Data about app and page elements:
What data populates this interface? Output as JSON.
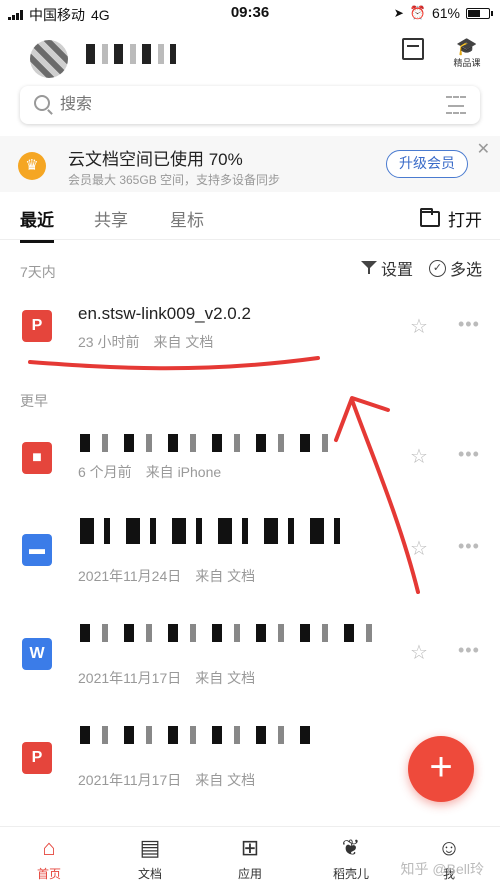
{
  "status_bar": {
    "carrier": "中国移动",
    "network": "4G",
    "time": "09:36",
    "battery_percent": "61%",
    "battery_level": 0.61
  },
  "header": {
    "course_label": "精品课"
  },
  "search": {
    "placeholder": "搜索"
  },
  "banner": {
    "title": "云文档空间已使用 70%",
    "subtitle": "会员最大 365GB 空间，支持多设备同步",
    "upgrade_label": "升级会员",
    "close_glyph": "✕"
  },
  "tabs": [
    {
      "label": "最近"
    },
    {
      "label": "共享"
    },
    {
      "label": "星标"
    }
  ],
  "open_label": "打开",
  "recent_section": {
    "label": "7天内",
    "settings_label": "设置",
    "multiselect_label": "多选"
  },
  "earlier_section": {
    "label": "更早"
  },
  "files": [
    {
      "name": "en.stsw-link009_v2.0.2",
      "time": "23 小时前",
      "source": "来自 文档",
      "icon": "pdf-icon"
    },
    {
      "name": "",
      "time": "6 个月前",
      "source": "来自 iPhone",
      "icon": "doc-icon"
    },
    {
      "name": "",
      "time": "2021年11月24日",
      "source": "来自 文档",
      "icon": "doc-icon"
    },
    {
      "name": "",
      "time": "2021年11月17日",
      "source": "来自 文档",
      "icon": "doc-icon"
    },
    {
      "name": "",
      "time": "2021年11月17日",
      "source": "来自 文档",
      "icon": "pdf-icon"
    }
  ],
  "fab_glyph": "+",
  "bottom_nav": [
    {
      "label": "首页",
      "icon": "home-icon"
    },
    {
      "label": "文档",
      "icon": "document-icon"
    },
    {
      "label": "应用",
      "icon": "apps-icon"
    },
    {
      "label": "稻壳儿",
      "icon": "leaf-icon"
    },
    {
      "label": "我",
      "icon": "person-icon"
    }
  ],
  "watermark": "知乎 @Bell玲",
  "colors": {
    "accent_red": "#e5453c",
    "upgrade_blue": "#3a6bc8",
    "crown_gold": "#f5a623"
  }
}
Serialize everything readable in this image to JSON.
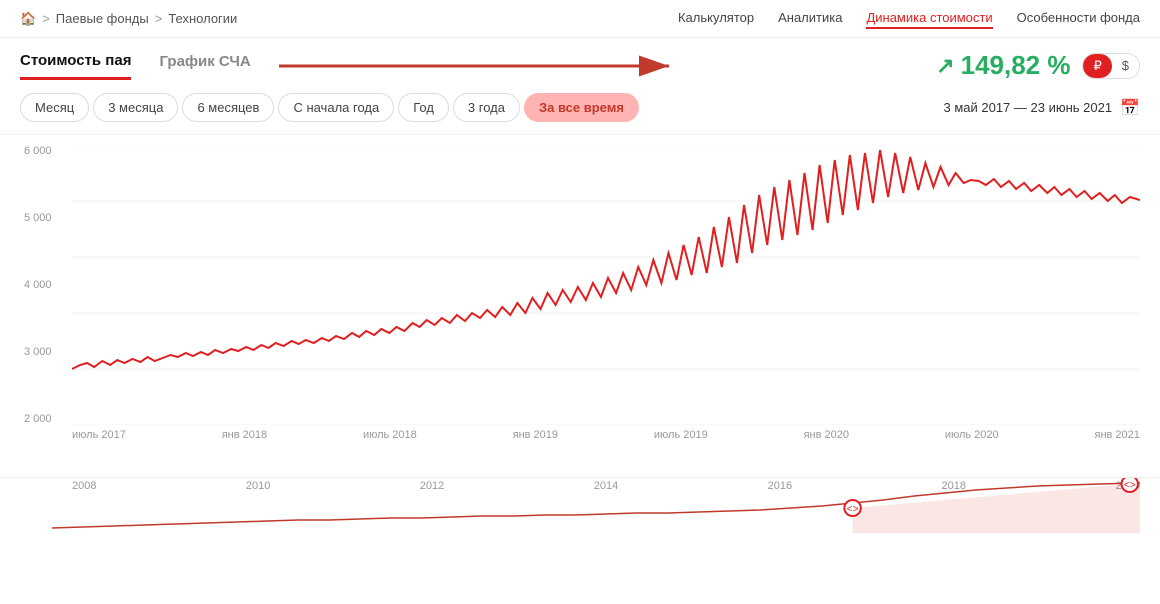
{
  "breadcrumb": {
    "home_icon": "🏠",
    "separator": ">",
    "items": [
      "Паевые фонды",
      "Технологии"
    ]
  },
  "nav": {
    "items": [
      {
        "label": "Калькулятор",
        "active": false
      },
      {
        "label": "Аналитика",
        "active": false
      },
      {
        "label": "Динамика стоимости",
        "active": true
      },
      {
        "label": "Особенности фонда",
        "active": false
      }
    ]
  },
  "tabs": [
    {
      "label": "Стоимость пая",
      "active": true
    },
    {
      "label": "График СЧА",
      "active": false
    }
  ],
  "return": {
    "value": "149,82 %",
    "currency": {
      "options": [
        "₽",
        "$"
      ],
      "active": "₽"
    }
  },
  "periods": [
    {
      "label": "Месяц",
      "active": false
    },
    {
      "label": "3 месяца",
      "active": false
    },
    {
      "label": "6 месяцев",
      "active": false
    },
    {
      "label": "С начала года",
      "active": false
    },
    {
      "label": "Год",
      "active": false
    },
    {
      "label": "3 года",
      "active": false
    },
    {
      "label": "За все время",
      "active": true
    }
  ],
  "date_range": "3 май 2017 — 23 июнь 2021",
  "chart": {
    "y_labels": [
      "6 000",
      "5 000",
      "4 000",
      "3 000",
      "2 000"
    ],
    "x_labels": [
      "июль 2017",
      "янв 2018",
      "июль 2018",
      "янв 2019",
      "июль 2019",
      "янв 2020",
      "июль 2020",
      "янв 2021"
    ]
  },
  "mini_chart": {
    "x_labels": [
      "2008",
      "2010",
      "2012",
      "2014",
      "2016",
      "2018",
      "2020"
    ]
  },
  "annotation": {
    "arrow_text": "→"
  }
}
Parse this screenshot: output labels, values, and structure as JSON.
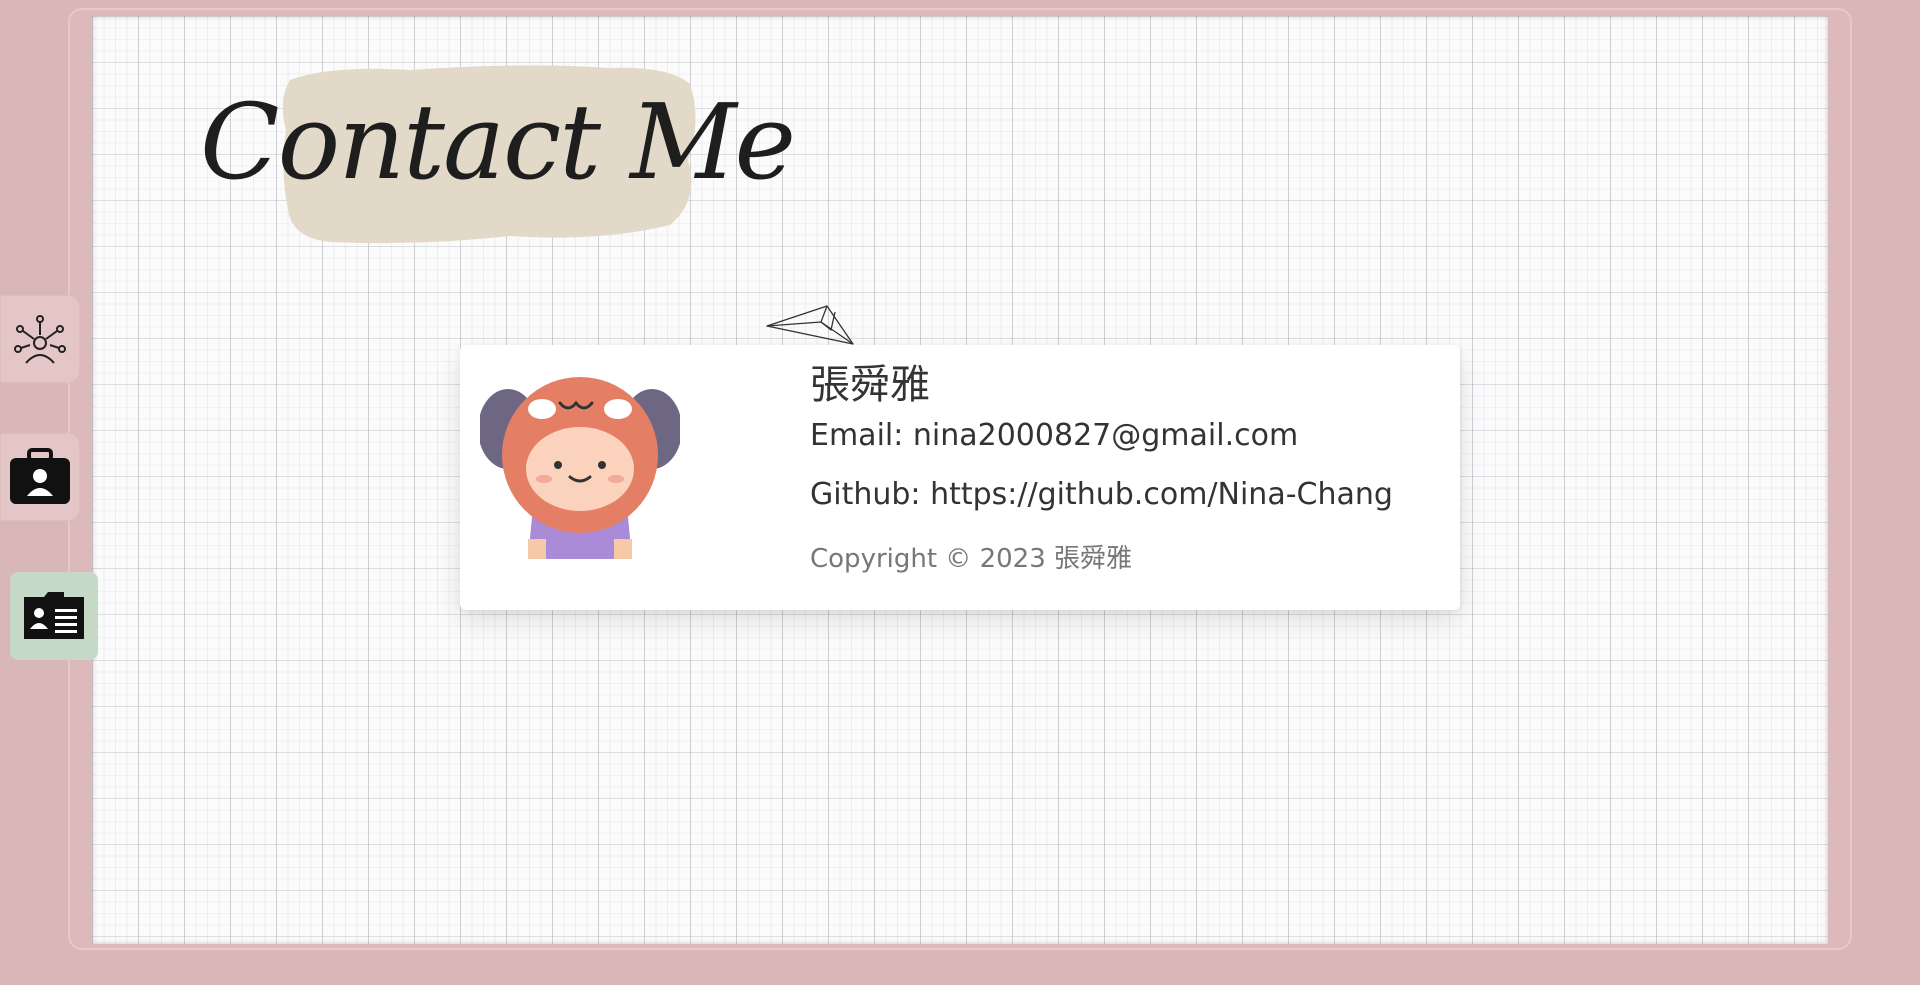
{
  "page": {
    "title": "Contact Me",
    "colors": {
      "background": "#d9b6b7",
      "title_splash": "#e3d9c8",
      "active_nav": "#c6d9c6",
      "inactive_nav": "#e4c6c7"
    }
  },
  "sidebar": {
    "items": [
      {
        "icon": "skills-network-icon",
        "state": "inactive"
      },
      {
        "icon": "briefcase-person-icon",
        "state": "inactive"
      },
      {
        "icon": "contact-card-icon",
        "state": "active"
      }
    ]
  },
  "contact": {
    "name": "張舜雅",
    "email_label": "Email: ",
    "email": "nina2000827@gmail.com",
    "github_label": "Github: ",
    "github": "https://github.com/Nina-Chang",
    "copyright": "Copyright © 2023 張舜雅",
    "avatar_icon": "avatar-illustration"
  }
}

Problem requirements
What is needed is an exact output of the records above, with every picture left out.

Exercise answer
What data populates this interface? Output as JSON.
{
  "status_bar": {
    "carrier": "中国移动",
    "network": "4G",
    "time": "09:36",
    "battery_percent": "61%",
    "battery_level": 0.61
  },
  "header": {
    "course_label": "精品课"
  },
  "search": {
    "placeholder": "搜索"
  },
  "banner": {
    "title": "云文档空间已使用 70%",
    "subtitle": "会员最大 365GB 空间，支持多设备同步",
    "upgrade_label": "升级会员",
    "close_glyph": "✕"
  },
  "tabs": [
    {
      "label": "最近"
    },
    {
      "label": "共享"
    },
    {
      "label": "星标"
    }
  ],
  "open_label": "打开",
  "recent_section": {
    "label": "7天内",
    "settings_label": "设置",
    "multiselect_label": "多选"
  },
  "earlier_section": {
    "label": "更早"
  },
  "files": [
    {
      "name": "en.stsw-link009_v2.0.2",
      "time": "23 小时前",
      "source": "来自 文档",
      "icon": "pdf-icon"
    },
    {
      "name": "",
      "time": "6 个月前",
      "source": "来自 iPhone",
      "icon": "doc-icon"
    },
    {
      "name": "",
      "time": "2021年11月24日",
      "source": "来自 文档",
      "icon": "doc-icon"
    },
    {
      "name": "",
      "time": "2021年11月17日",
      "source": "来自 文档",
      "icon": "doc-icon"
    },
    {
      "name": "",
      "time": "2021年11月17日",
      "source": "来自 文档",
      "icon": "pdf-icon"
    }
  ],
  "fab_glyph": "+",
  "bottom_nav": [
    {
      "label": "首页",
      "icon": "home-icon"
    },
    {
      "label": "文档",
      "icon": "document-icon"
    },
    {
      "label": "应用",
      "icon": "apps-icon"
    },
    {
      "label": "稻壳儿",
      "icon": "leaf-icon"
    },
    {
      "label": "我",
      "icon": "person-icon"
    }
  ],
  "watermark": "知乎 @Bell玲",
  "colors": {
    "accent_red": "#e5453c",
    "upgrade_blue": "#3a6bc8",
    "crown_gold": "#f5a623"
  }
}
Serialize everything readable in this image to JSON.
{
  "breadcrumb": {
    "home_icon": "🏠",
    "separator": ">",
    "items": [
      "Паевые фонды",
      "Технологии"
    ]
  },
  "nav": {
    "items": [
      {
        "label": "Калькулятор",
        "active": false
      },
      {
        "label": "Аналитика",
        "active": false
      },
      {
        "label": "Динамика стоимости",
        "active": true
      },
      {
        "label": "Особенности фонда",
        "active": false
      }
    ]
  },
  "tabs": [
    {
      "label": "Стоимость пая",
      "active": true
    },
    {
      "label": "График СЧА",
      "active": false
    }
  ],
  "return": {
    "value": "149,82 %",
    "currency": {
      "options": [
        "₽",
        "$"
      ],
      "active": "₽"
    }
  },
  "periods": [
    {
      "label": "Месяц",
      "active": false
    },
    {
      "label": "3 месяца",
      "active": false
    },
    {
      "label": "6 месяцев",
      "active": false
    },
    {
      "label": "С начала года",
      "active": false
    },
    {
      "label": "Год",
      "active": false
    },
    {
      "label": "3 года",
      "active": false
    },
    {
      "label": "За все время",
      "active": true
    }
  ],
  "date_range": "3 май 2017 — 23 июнь 2021",
  "chart": {
    "y_labels": [
      "6 000",
      "5 000",
      "4 000",
      "3 000",
      "2 000"
    ],
    "x_labels": [
      "июль 2017",
      "янв 2018",
      "июль 2018",
      "янв 2019",
      "июль 2019",
      "янв 2020",
      "июль 2020",
      "янв 2021"
    ]
  },
  "mini_chart": {
    "x_labels": [
      "2008",
      "2010",
      "2012",
      "2014",
      "2016",
      "2018",
      "2020"
    ]
  },
  "annotation": {
    "arrow_text": "→"
  }
}
Parse this screenshot: output labels, values, and structure as JSON.
{
  "page": {
    "title": "Contact Me",
    "colors": {
      "background": "#d9b6b7",
      "title_splash": "#e3d9c8",
      "active_nav": "#c6d9c6",
      "inactive_nav": "#e4c6c7"
    }
  },
  "sidebar": {
    "items": [
      {
        "icon": "skills-network-icon",
        "state": "inactive"
      },
      {
        "icon": "briefcase-person-icon",
        "state": "inactive"
      },
      {
        "icon": "contact-card-icon",
        "state": "active"
      }
    ]
  },
  "contact": {
    "name": "張舜雅",
    "email_label": "Email: ",
    "email": "nina2000827@gmail.com",
    "github_label": "Github: ",
    "github": "https://github.com/Nina-Chang",
    "copyright": "Copyright © 2023 張舜雅",
    "avatar_icon": "avatar-illustration"
  }
}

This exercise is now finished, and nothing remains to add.